some couldn’t make it, James played on every team as their role model. “She
was laughing, but she was up for anything,” says Rider. “She knew how
important it was for those women to have an opportunity to play hockey with
“I coach house league, I coach rep, I coach wherever I’m needed,” says
James. ”I just like being a part of the game. It doesn't really matter to
me what level it is. You don't have to be playing pro to love our great
game. If you can share what you know, at any level, you’ll get just as much
James spent two years as part of the NHL & NHLPA Female Hockey Advisory
Committee, an initiative aimed at growing women’s hockey in North America.
She’s now working with the Hockey Diversity Alliance, offering a female
perspective to their efforts to bring grassroots opportunities to the BIPOC
community.

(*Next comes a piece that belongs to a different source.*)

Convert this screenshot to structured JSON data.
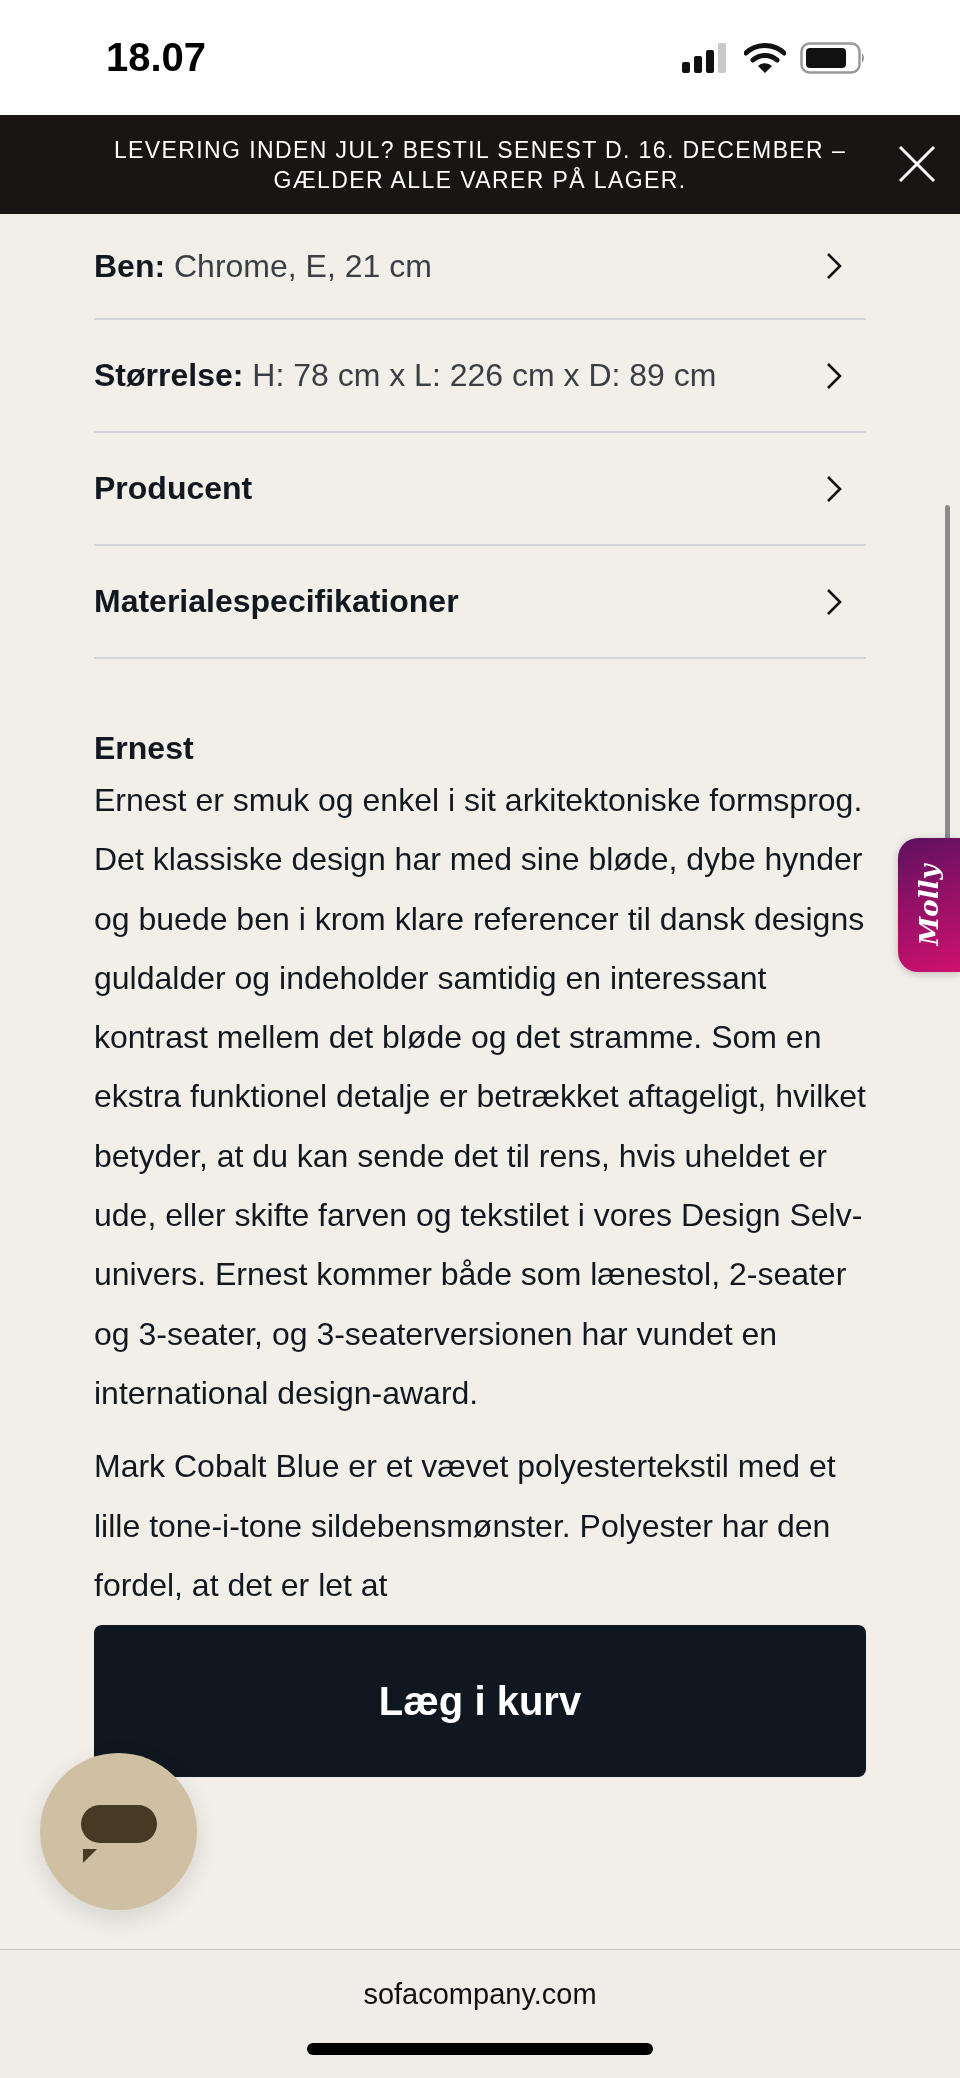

And she’s part of a new Carnegie initiative that will develop
educational toolkits and provide program opportunities that benefit the
“She continues to inspire to this day,” says Rider. “She’s so deserving of the Order of Hockey in Canada. It's so good to see her awarded for the athlete and the person she is.”
The Order of Hockey in Canada recognizes individuals who have made
outstanding contributions to the game of hockey.
“I find it a little surreal – to be given an honour for something that I
love to doesn’t make sense to me,” says James. “It’s just a wonderful
tribute to the women's game and my career and what I've done and what I
love to do so. I’m honoured to be a recipient of the Order of Hockey in